A sign at the Miami International Airport shows cancelled flights after American Airlines initially grounded its Boeing 737 Max planes in March.
Updated at 8:30 p.m. ET
With American Airlines joining United in pulling 737 Max planes from their schedules and cancelling flights into early November, many travel industry observers are bracing for the next shoe to drop: higher priced fares and cancelled flights for the Thanksgiving and Christmas holidays season.
American Airlines announced Monday it is pulling the 737 Max from its schedule through Nov. 2, canceling about 115 flights per day. American reported last week that the Max grounding has already cost the airline $185 million in lost revenue.
United Airlines, the second largest U.S. airline in passenger volume, said Friday it would cancel flights through Nov. 3. That's 2,100 flights in September and another 2,900 flights in October because 14 of its 737 Max jets are grounded.
The Federal Aviation Administration found a new problem in Boeing's Max plane last month, so it will like be several more months before the company develops a fix and the troubled plane is certified to fly passengers again.

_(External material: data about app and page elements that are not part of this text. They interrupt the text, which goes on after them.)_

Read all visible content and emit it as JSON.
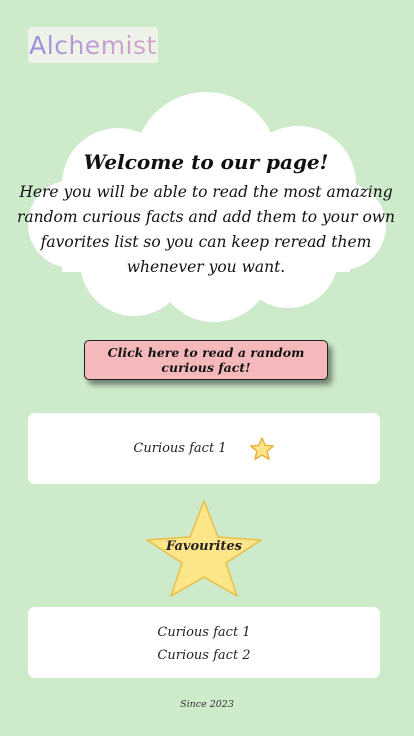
{
  "header": {
    "logo_text": "Alchemist"
  },
  "welcome": {
    "title": "Welcome to our page!",
    "body": "Here you will be able to read the most amazing random curious facts and add them to your own favorites list so you can keep reread them whenever you want."
  },
  "actions": {
    "random_fact_label": "Click here to read a random curious fact!"
  },
  "facts_panel": {
    "fact_text": "Curious fact 1",
    "favorite_icon": "star-icon"
  },
  "favourites": {
    "heading": "Favourites",
    "items": [
      "Curious fact 1",
      "Curious fact 2"
    ]
  },
  "footer": {
    "text": "Since 2023"
  },
  "colors": {
    "background": "#cdebcb",
    "button": "#f6b9bb",
    "star_fill": "#fde58a",
    "star_stroke": "#e9bf47"
  }
}
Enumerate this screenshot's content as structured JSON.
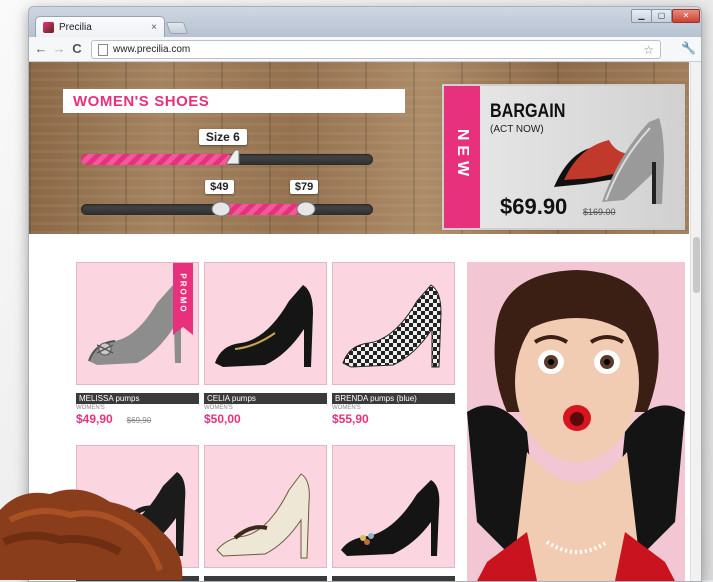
{
  "browser": {
    "tab_title": "Precilia",
    "tab_close": "×",
    "url": "www.precilia.com",
    "nav_back": "←",
    "nav_forward": "→",
    "nav_reload": "C",
    "window_min": "▁",
    "window_max": "▢",
    "window_close": "✕"
  },
  "hero": {
    "title_part1": "WOMEN'S",
    "title_part2": "SHOES",
    "size_label": "Size 6",
    "size_fraction": 0.52,
    "price_min_label": "$49",
    "price_max_label": "$79",
    "price_range_fraction": [
      0.48,
      0.77
    ]
  },
  "promo": {
    "badge": "NEW",
    "headline": "BARGAIN",
    "subline": "(ACT NOW)",
    "price": "$69.90",
    "old_price": "$169.00"
  },
  "products": [
    {
      "name": "MELISSA pumps",
      "brand": "WOMEN'S",
      "price": "$49,90",
      "old_price": "$69,90",
      "badge": "PROMO"
    },
    {
      "name": "CELIA pumps",
      "brand": "WOMEN'S",
      "price": "$50,00"
    },
    {
      "name": "BRENDA pumps (blue)",
      "brand": "WOMEN'S",
      "price": "$55,90"
    },
    {
      "name": ""
    },
    {
      "name": ""
    },
    {
      "name": ""
    }
  ],
  "colors": {
    "accent": "#e8317d",
    "tile": "#fbd6e1",
    "label_bar": "#3a3a3a"
  }
}
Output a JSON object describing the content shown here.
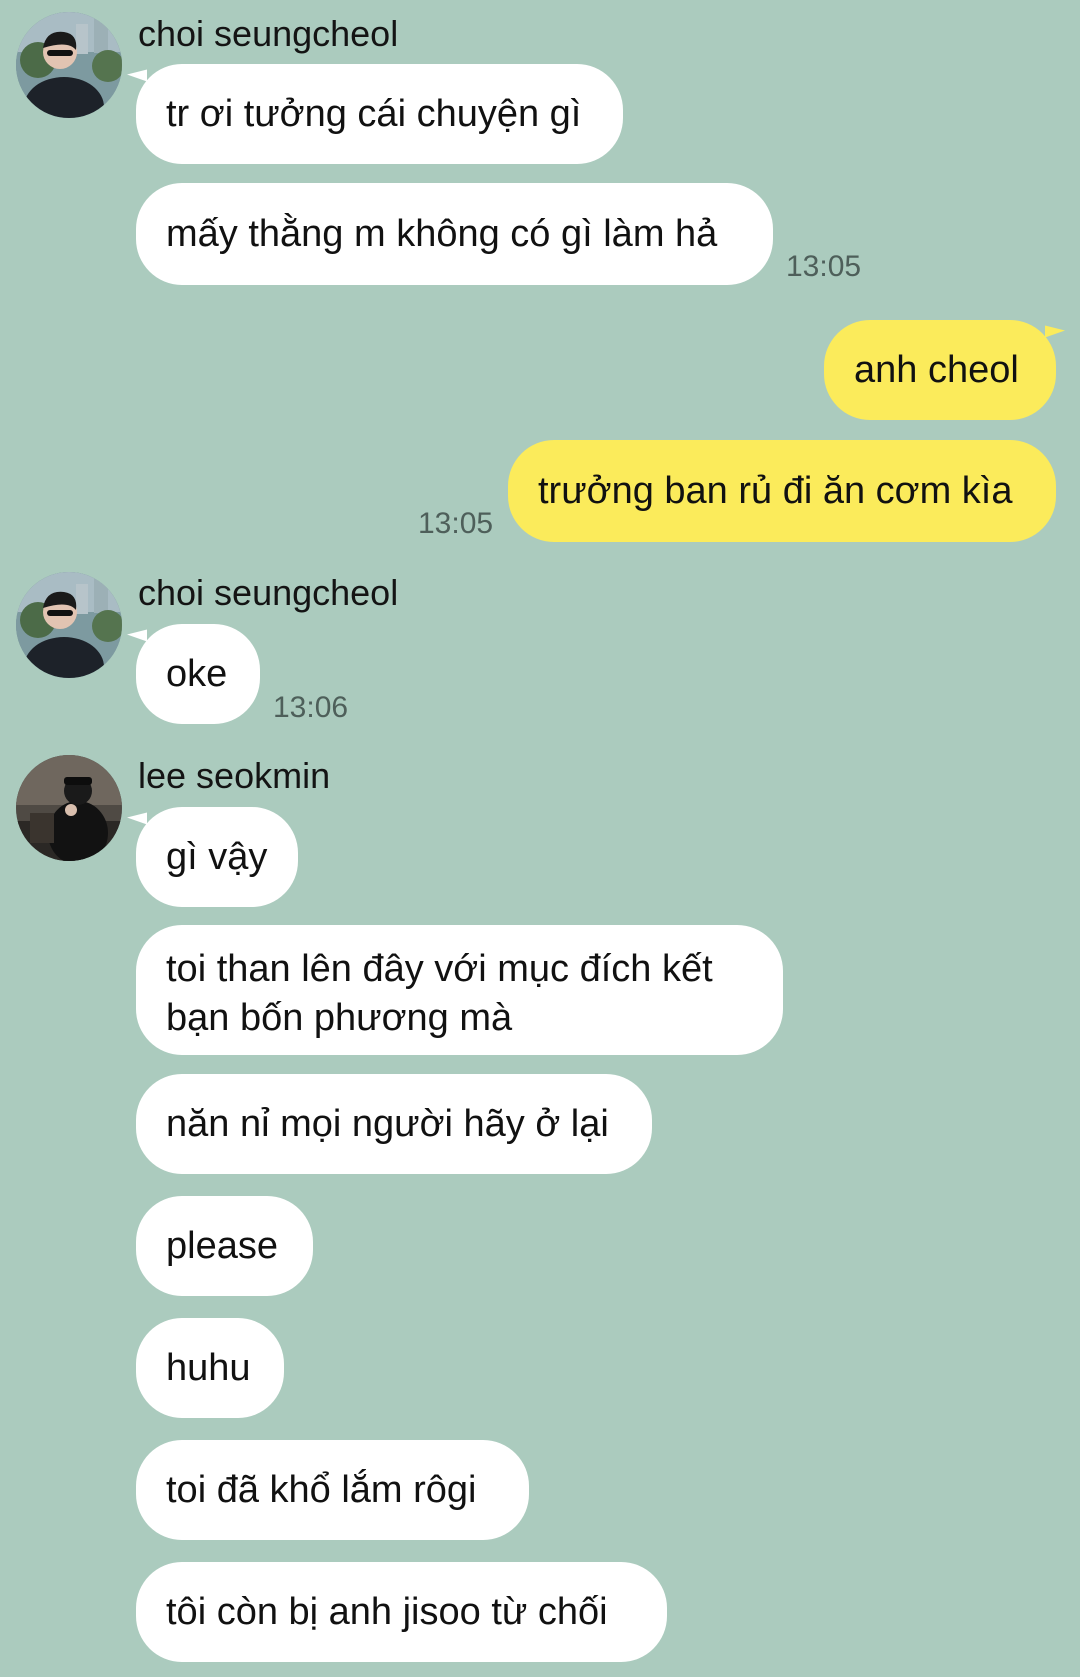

The FAA and its global counterparts ordered all 737 Max planes grounded in March, after an Ethiopian Airlines jet crashed shortly after taking off, killing all 157 people on board. It was the second deadly 737 Max plane crash in less than five months. A Lion Jet 737 Max plunged into the Java Sea off the coast of Indonesia in October under strikingly similar circumstances, killing all 189 people on board that plane.